Trailer Couplers, Balls and Jacks
Revised by BoatUS editors in April 2012
Couplers, Mounts, and Balls are critical components for successful trailering. Any bent, rusted, or corroded parts can cause damage to your trailer and tow vehicle, and can complicate basic hookup. The latch should be tight enough to prevent accidental separation, but not so tight as to cause undue friction. Always use a lubricant on moving parts of couplers and balls. Never mismatch ball to coupler (i.e., a 2" ball should only marry up to a 2" coupler). Some trailer balls are of the nut variety so that you can attach different balls to the same shaft, others are one integral unit with the shaft.

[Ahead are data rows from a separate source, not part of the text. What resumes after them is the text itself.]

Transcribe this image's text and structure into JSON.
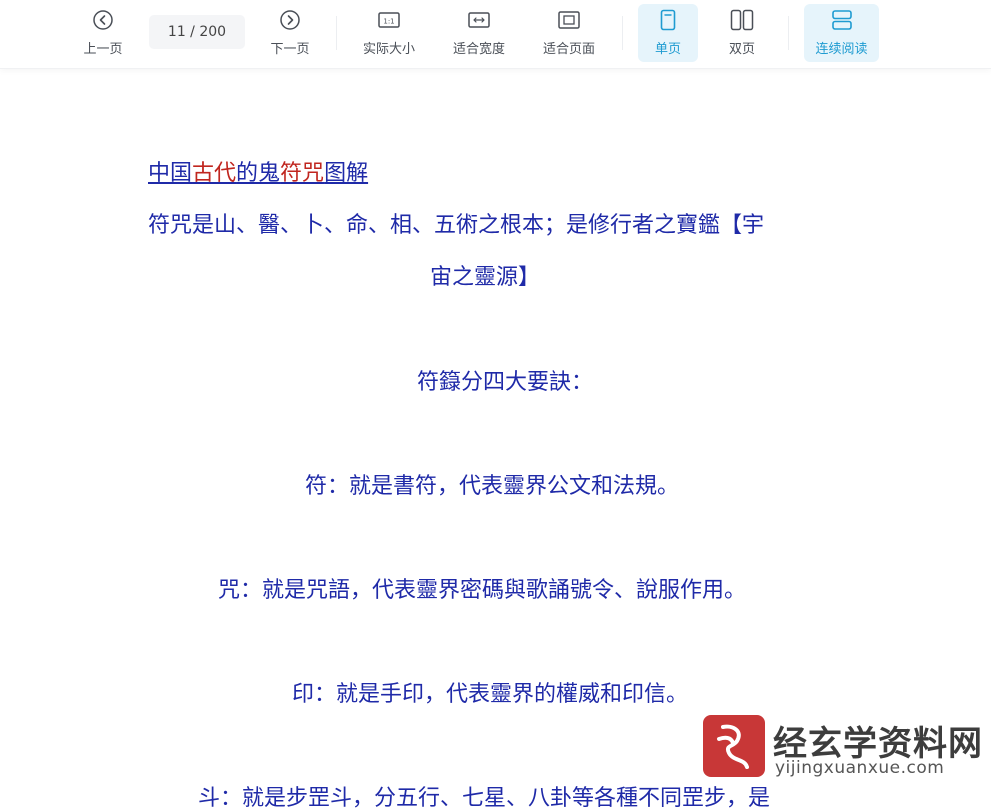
{
  "toolbar": {
    "prev_label": "上一页",
    "next_label": "下一页",
    "page_current": "11",
    "page_separator": " / ",
    "page_total": "200",
    "actual_size_label": "实际大小",
    "fit_width_label": "适合宽度",
    "fit_page_label": "适合页面",
    "single_page_label": "单页",
    "double_page_label": "双页",
    "continuous_label": "连续阅读",
    "active_view": "单页",
    "active_color": "#1f9bd1"
  },
  "document": {
    "title": {
      "part1": "中国",
      "part2": "古代",
      "part3": "的鬼",
      "part4": "符咒",
      "part5": "图解"
    },
    "paragraphs": [
      "符咒是山、醫、卜、命、相、五術之根本；是修行者之寶鑑【宇",
      "宙之靈源】",
      "符籙分四大要訣：",
      "符：就是書符，代表靈界公文和法規。",
      "咒：就是咒語，代表靈界密碼與歌誦號令、說服作用。",
      "印：就是手印，代表靈界的權威和印信。",
      "斗：就是步罡斗，分五行、七星、八卦等各種不同罡步，是"
    ],
    "text_color": "#1f2aa8",
    "highlight_color": "#c0261f"
  },
  "watermark": {
    "title": "经玄学资料网",
    "url": "yijingxuanxue.com"
  }
}
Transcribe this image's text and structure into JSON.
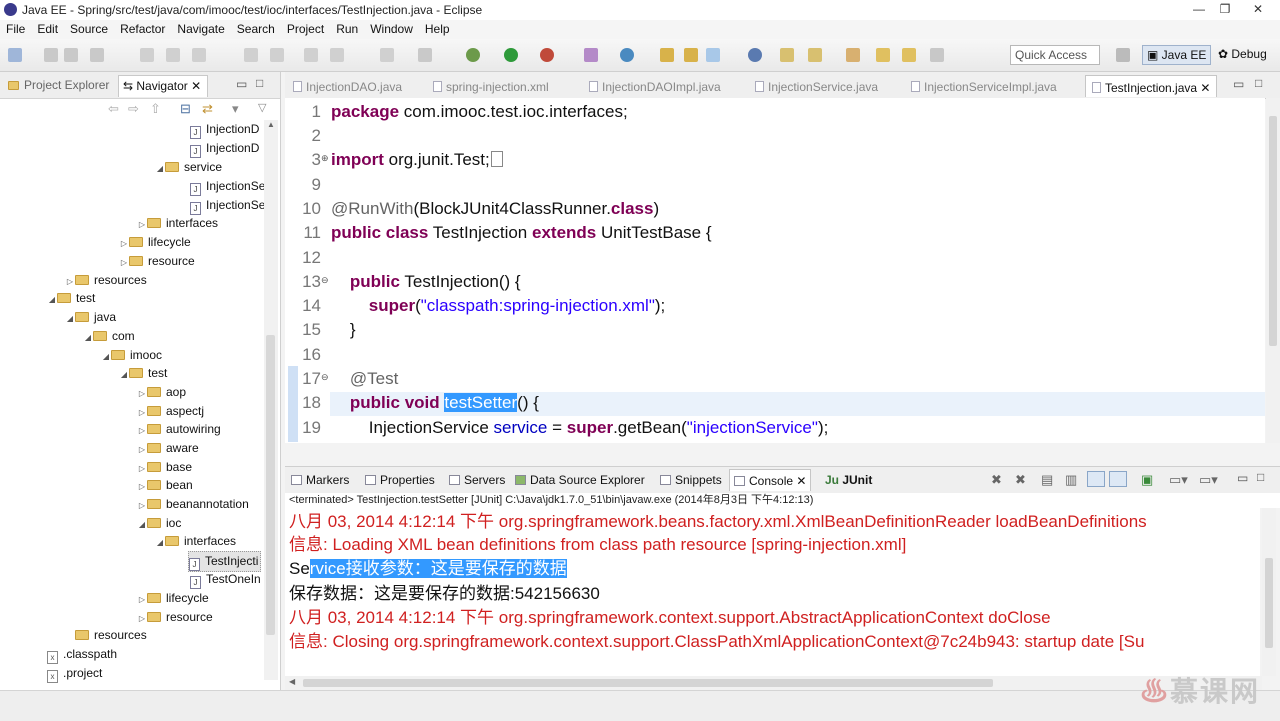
{
  "window": {
    "title": "Java EE - Spring/src/test/java/com/imooc/test/ioc/interfaces/TestInjection.java - Eclipse"
  },
  "menu": [
    "File",
    "Edit",
    "Source",
    "Refactor",
    "Navigate",
    "Search",
    "Project",
    "Run",
    "Window",
    "Help"
  ],
  "toolbar": {
    "quick_access": "Quick Access",
    "perspective_javaee": "Java EE",
    "perspective_debug": "Debug"
  },
  "left_panel": {
    "tabs": [
      {
        "label": "Project Explorer"
      },
      {
        "label": "Navigator"
      }
    ],
    "tree": [
      {
        "label": "InjectionD",
        "type": "java"
      },
      {
        "label": "InjectionD",
        "type": "java"
      },
      {
        "label": "service",
        "type": "folder",
        "expanded": true
      },
      {
        "label": "InjectionSe",
        "type": "java"
      },
      {
        "label": "InjectionSe",
        "type": "java"
      },
      {
        "label": "interfaces",
        "type": "folder",
        "expanded": false
      },
      {
        "label": "lifecycle",
        "type": "folder",
        "expanded": false
      },
      {
        "label": "resource",
        "type": "folder",
        "expanded": false
      },
      {
        "label": "resources",
        "type": "folder",
        "expanded": false
      },
      {
        "label": "test",
        "type": "folder",
        "expanded": true
      },
      {
        "label": "java",
        "type": "folder",
        "expanded": true
      },
      {
        "label": "com",
        "type": "folder",
        "expanded": true
      },
      {
        "label": "imooc",
        "type": "folder",
        "expanded": true
      },
      {
        "label": "test",
        "type": "folder",
        "expanded": true
      },
      {
        "label": "aop",
        "type": "folder",
        "expanded": false
      },
      {
        "label": "aspectj",
        "type": "folder",
        "expanded": false
      },
      {
        "label": "autowiring",
        "type": "folder",
        "expanded": false
      },
      {
        "label": "aware",
        "type": "folder",
        "expanded": false
      },
      {
        "label": "base",
        "type": "folder",
        "expanded": false
      },
      {
        "label": "bean",
        "type": "folder",
        "expanded": false
      },
      {
        "label": "beanannotation",
        "type": "folder",
        "expanded": false
      },
      {
        "label": "ioc",
        "type": "folder",
        "expanded": true
      },
      {
        "label": "interfaces",
        "type": "folder",
        "expanded": true
      },
      {
        "label": "TestInjecti",
        "type": "java",
        "selected": true
      },
      {
        "label": "TestOneIn",
        "type": "java"
      },
      {
        "label": "lifecycle",
        "type": "folder",
        "expanded": false
      },
      {
        "label": "resource",
        "type": "folder",
        "expanded": false
      },
      {
        "label": "resources",
        "type": "folder",
        "expanded": false
      },
      {
        "label": ".classpath",
        "type": "xml"
      },
      {
        "label": ".project",
        "type": "xml"
      }
    ]
  },
  "editor": {
    "tabs": [
      {
        "label": "InjectionDAO.java"
      },
      {
        "label": "spring-injection.xml"
      },
      {
        "label": "InjectionDAOImpl.java"
      },
      {
        "label": "InjectionService.java"
      },
      {
        "label": "InjectionServiceImpl.java"
      },
      {
        "label": "TestInjection.java",
        "active": true
      }
    ],
    "line_numbers": [
      "1",
      "2",
      "3",
      "9",
      "10",
      "11",
      "12",
      "13",
      "14",
      "15",
      "16",
      "17",
      "18",
      "19"
    ],
    "code": {
      "l1_kw": "package",
      "l1_rest": " com.imooc.test.ioc.interfaces;",
      "l3_kw": "import",
      "l3_rest": " org.junit.Test;",
      "l10_ann": "@RunWith",
      "l10_a": "(BlockJUnit4ClassRunner.",
      "l10_kw": "class",
      "l10_b": ")",
      "l11_kw1": "public",
      "l11_kw2": "class",
      "l11_name": "TestInjection",
      "l11_kw3": "extends",
      "l11_rest": "UnitTestBase {",
      "l13_kw": "public",
      "l13_rest": "TestInjection() {",
      "l14_kw": "super",
      "l14_a": "(",
      "l14_str": "\"classpath:spring-injection.xml\"",
      "l14_b": ");",
      "l15": "}",
      "l17_ann": "@Test",
      "l18_kw1": "public",
      "l18_kw2": "void",
      "l18_sel": "testSetter",
      "l18_rest": "() {",
      "l19_a": "InjectionService ",
      "l19_var": "service",
      "l19_b": " = ",
      "l19_kw": "super",
      "l19_c": ".getBean(",
      "l19_str": "\"injectionService\"",
      "l19_d": ");"
    }
  },
  "console": {
    "tabs": [
      {
        "label": "Markers"
      },
      {
        "label": "Properties"
      },
      {
        "label": "Servers"
      },
      {
        "label": "Data Source Explorer"
      },
      {
        "label": "Snippets"
      },
      {
        "label": "Console",
        "active": true
      },
      {
        "label": "JUnit"
      }
    ],
    "header": "<terminated> TestInjection.testSetter [JUnit] C:\\Java\\jdk1.7.0_51\\bin\\javaw.exe (2014年8月3日 下午4:12:13)",
    "lines": {
      "l1": "八月 03, 2014 4:12:14 下午 org.springframework.beans.factory.xml.XmlBeanDefinitionReader loadBeanDefinitions",
      "l2": "信息: Loading XML bean definitions from class path resource [spring-injection.xml]",
      "l3_pre": "Se",
      "l3_sel": "rvice接收参数：这是要保存的数据",
      "l4": "保存数据：这是要保存的数据:542156630",
      "l5": "八月 03, 2014 4:12:14 下午 org.springframework.context.support.AbstractApplicationContext doClose",
      "l6": "信息: Closing org.springframework.context.support.ClassPathXmlApplicationContext@7c24b943: startup date [Su"
    },
    "colors": {
      "error": "#d02020",
      "selection": "#3399ff"
    }
  },
  "watermark": "慕课网"
}
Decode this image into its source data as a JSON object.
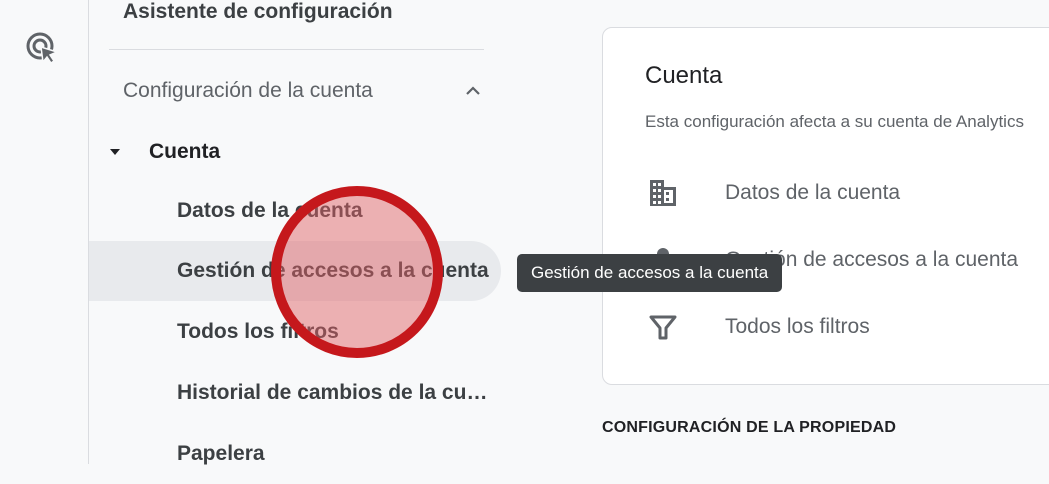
{
  "rail": {
    "icon": "analytics-admin-icon"
  },
  "sidebar": {
    "setup_assistant": "Asistente de configuración",
    "account_settings": {
      "label": "Configuración de la cuenta",
      "icon": "chevron-up-icon"
    },
    "account_group": {
      "label": "Cuenta",
      "icon": "caret-down-icon"
    },
    "items": [
      {
        "label": "Datos de la cuenta"
      },
      {
        "label": "Gestión de accesos a la cuenta",
        "active": true
      },
      {
        "label": "Todos los filtros"
      },
      {
        "label": "Historial de cambios de la cuenta"
      },
      {
        "label": "Papelera"
      }
    ]
  },
  "card": {
    "title": "Cuenta",
    "subtitle": "Esta configuración afecta a su cuenta de Analytics",
    "rows": [
      {
        "label": "Datos de la cuenta",
        "icon": "building-icon"
      },
      {
        "label": "Gestión de accesos a la cuenta",
        "icon": "person-icon"
      },
      {
        "label": "Todos los filtros",
        "icon": "filter-icon"
      }
    ]
  },
  "property_section": {
    "title": "CONFIGURACIÓN DE LA PROPIEDAD"
  },
  "tooltip": {
    "text": "Gestión de accesos a la cuenta"
  },
  "colors": {
    "active_bg": "#e8eaed",
    "tooltip_bg": "#3c4043",
    "click_marker": "#c5181c"
  }
}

Some shafts have multiple balls and some are offsett to allow for taller and shorter towing vehicles. The shaft/bolt of the hitch ball should be snug, and always use a lock washer and inspect regularly. Many boats are destroyed when the trailer ball loosens up and the trailer separates from the tow vehicle. A failure here or elsewhere with the system could result in trailer separation and serious injury or death.
Always secure the trailer with crossing chains from the trailer to the trailer hitch to prevent total separation should the coupler equipment fail. These should be provided with the trailer and replaced when impaired with rust or other issues. Some trailers also include a safety hookup to stop the trailer should the coupling system fail. Follow manufacturer’s instructions.
Tongue Jacks make it easy to hook your boat up to your tow vehicle without back strain. Your boat can easily be rolled on a hard surface from one place to another. With these your boat can be tilted slightly bow up to drain excess water from rain, snow, etc. These typically come in both fixed and adjustable heights and they should include a swing-away feature to prevent hitting something in the roadway.